Despite Monroe's overwhelming election to a second term, much bitterness remained about the Missouri Compromise and the Panic of 1819. Ill- feelings would last throughout his term and cause him troubles towards the end of his term.
Events in the few remaining Spanish colonies in the Americas now led Monroe to enact perhaps the seminal move in American foreign policy during the nineteenth century. Several revolutions had raged at varying intensities through the colonies and many Americans hoped Monroe would recognize the colonies as independent from Spain. Monroe, however, had resisted thus far. However, beginning around 1822, he faced growing concern that the European powers, known incorrectly as the Holy Alliance after the reshaping of post-Napoleonic Europe, might intervene, put down the rebellions and established a new foothold in the Americas. Britain, not being part of the Alliance and in fact benefiting from increased trade with the "independent" colonies, opposed the imposition of European power on the colonies and so in 1823, the British Foreign Minister suggested that America and Britain announce their opposition to European intervention. The message, coming through the minister to Britain's Richard Rush, Monroe's former attorney general, met with mixed responses in Washington. Both Thomas Jefferson and James Madison, Monroe's close confidants, strongly supported the move, seeing it as bolstering Anglo-American relations and as a smart foreign policy decision. His cabinet split, with only Secretary of State John Quincy Adams strongly demurring. After much debate and thought, Monroe decided to go one step further.
In his address to Congress in December 1823, Monroe asserted that the United States was the dominant power in the Americas. Any interference of any kind by European powers anywhere in the Americas would be viewed as hostile. Furthermore, in a statement aimed at Russian claims in Alaska and the far West, Monroe declared that as far as the U.S. was concerned, the Americas were closed to further colonization. His assertion of power would come to be known as the Monroe Doctrine and firmly established the U.S. as an independent nation with a clear foreign policy.
Admittedly, at first it had little weight and received little notice among the European powers. Britain's declaration of opposition to European interference was what prevented Spain or any other nation from pushing their colonies in America–not the Monroe Doctrine. However, over time, the Monroe Doctrine came to define nineteenth century thinking in America. By treating the U.S. as a world power, worthy of attention, Monroe in some respects made the U.S. worthy of attention.
Monroe ranks among America's great presidents if for no other reason than the Monroe Doctrine. His actions as president were often indecisive, preferring compromise to direct action and deferring to the legislative branch in matters of controversy. The Doctrine is, of course, a notable exception.

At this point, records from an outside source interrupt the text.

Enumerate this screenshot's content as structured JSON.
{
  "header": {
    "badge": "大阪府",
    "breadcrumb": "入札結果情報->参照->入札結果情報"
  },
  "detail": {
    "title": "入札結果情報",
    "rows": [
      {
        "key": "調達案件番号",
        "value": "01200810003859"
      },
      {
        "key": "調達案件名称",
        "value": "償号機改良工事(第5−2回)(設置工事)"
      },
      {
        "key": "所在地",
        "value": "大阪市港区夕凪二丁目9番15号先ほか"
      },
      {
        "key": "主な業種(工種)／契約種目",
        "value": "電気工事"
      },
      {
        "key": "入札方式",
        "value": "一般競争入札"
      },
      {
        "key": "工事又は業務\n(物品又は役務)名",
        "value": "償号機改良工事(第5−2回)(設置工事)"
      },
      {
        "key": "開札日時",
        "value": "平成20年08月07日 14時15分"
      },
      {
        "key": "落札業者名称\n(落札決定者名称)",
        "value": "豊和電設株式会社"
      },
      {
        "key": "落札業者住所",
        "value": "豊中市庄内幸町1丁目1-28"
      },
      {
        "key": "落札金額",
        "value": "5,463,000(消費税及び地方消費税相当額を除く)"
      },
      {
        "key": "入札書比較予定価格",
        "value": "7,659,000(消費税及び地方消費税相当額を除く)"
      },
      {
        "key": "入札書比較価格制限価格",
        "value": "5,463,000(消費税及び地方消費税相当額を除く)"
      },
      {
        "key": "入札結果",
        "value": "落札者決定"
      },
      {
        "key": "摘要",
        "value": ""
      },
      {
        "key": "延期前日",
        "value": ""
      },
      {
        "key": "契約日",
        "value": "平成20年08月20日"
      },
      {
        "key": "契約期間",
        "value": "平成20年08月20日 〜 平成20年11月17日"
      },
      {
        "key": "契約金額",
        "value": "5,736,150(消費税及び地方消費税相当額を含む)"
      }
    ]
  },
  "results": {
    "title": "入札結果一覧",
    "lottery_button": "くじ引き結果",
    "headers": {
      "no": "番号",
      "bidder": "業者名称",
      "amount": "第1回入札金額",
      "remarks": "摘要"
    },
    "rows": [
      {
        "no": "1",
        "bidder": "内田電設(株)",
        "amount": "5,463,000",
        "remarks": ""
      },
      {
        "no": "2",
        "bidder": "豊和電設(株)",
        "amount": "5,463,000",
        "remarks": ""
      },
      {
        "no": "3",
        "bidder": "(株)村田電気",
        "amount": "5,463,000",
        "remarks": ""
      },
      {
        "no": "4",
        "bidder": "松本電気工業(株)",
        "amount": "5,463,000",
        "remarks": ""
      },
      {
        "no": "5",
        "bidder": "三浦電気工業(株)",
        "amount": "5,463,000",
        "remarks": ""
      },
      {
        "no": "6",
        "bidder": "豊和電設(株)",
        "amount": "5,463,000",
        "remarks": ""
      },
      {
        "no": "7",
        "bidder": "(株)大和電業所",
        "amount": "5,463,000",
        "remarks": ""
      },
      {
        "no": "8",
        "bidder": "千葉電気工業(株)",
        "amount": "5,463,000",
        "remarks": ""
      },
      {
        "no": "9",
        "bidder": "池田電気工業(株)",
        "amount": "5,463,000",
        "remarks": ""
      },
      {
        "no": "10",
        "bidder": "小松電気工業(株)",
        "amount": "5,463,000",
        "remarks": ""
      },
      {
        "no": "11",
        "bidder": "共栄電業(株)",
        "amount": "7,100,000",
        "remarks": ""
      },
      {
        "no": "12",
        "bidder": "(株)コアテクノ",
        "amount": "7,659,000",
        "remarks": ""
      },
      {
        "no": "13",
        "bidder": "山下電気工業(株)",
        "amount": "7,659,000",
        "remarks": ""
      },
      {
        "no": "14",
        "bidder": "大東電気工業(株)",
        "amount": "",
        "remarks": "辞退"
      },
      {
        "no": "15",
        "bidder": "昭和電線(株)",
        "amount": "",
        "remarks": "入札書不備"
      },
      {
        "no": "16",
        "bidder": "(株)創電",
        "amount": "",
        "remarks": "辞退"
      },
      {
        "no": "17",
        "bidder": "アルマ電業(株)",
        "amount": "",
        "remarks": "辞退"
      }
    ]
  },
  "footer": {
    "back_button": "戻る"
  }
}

His term came to a close in 1825, after one final battle stemming from the Missouri issue. Many of Monroe's close friends and colleagues began jockeying for position to run for president by late 1823 and without a clear successor the race turned very bitter. An easy target for aspirants was the current administration; Monroe found his treatment of everything from the Panic of 1819 to the Missouri Compromise under fire. The jockeying even hurt Monroe's much- vaunted foreign policy when the Senate, led by supporters of William Crawford, amended a treaty that cut back on the international slave trade–a move that so angered the British they refused to ratify the amended treaty, thereby ending any hope of an Anglo-American reconciliation. Opponents of John C. Calhoun also stopped a plan to ease treatment of Indians, since Indian affairs then fell under the War Department's domain.
John Quincy Adams won the presidency in 1826 and Monroe prepared to leave public life. His wife, however, was too ill to travel and so they lived on in the President's House for three weeks before she regained her strength. Monroe returned to his estate in Virginia.
He retired from the presidency completely broke. He spent much of his remaining years arguing for the government to reimburse him thousands of dollars in expenses during his life-long public career; some of his filings requested funds dating back to his first mission to France. The new administration balked at the high cost, and many congressmen found his claims outrageous. It was not until 1831 that Congress granted him thirty thousand dollars in back expenses, roughly half his original claim. Although he served on the board of trustees for the University of Virginia, his last public office was as a presiding officer of the Virginia constitutional convention.
Monroe's wife died in 1830 and he moved to New York City to live with his daughter. His last months were devoted to writing his dry and uninteresting autobiography–a project that remained unfinished at his death.
During 1831, he steadily weakened from tuberculosis and died on July 4, 1831–the third of the first five presidents to die on Independence Day. Originally buried in New York, his body was moved to Richmond in 1858, just before the Civil War–a conflict that stemmed directly from his Missouri Compromise.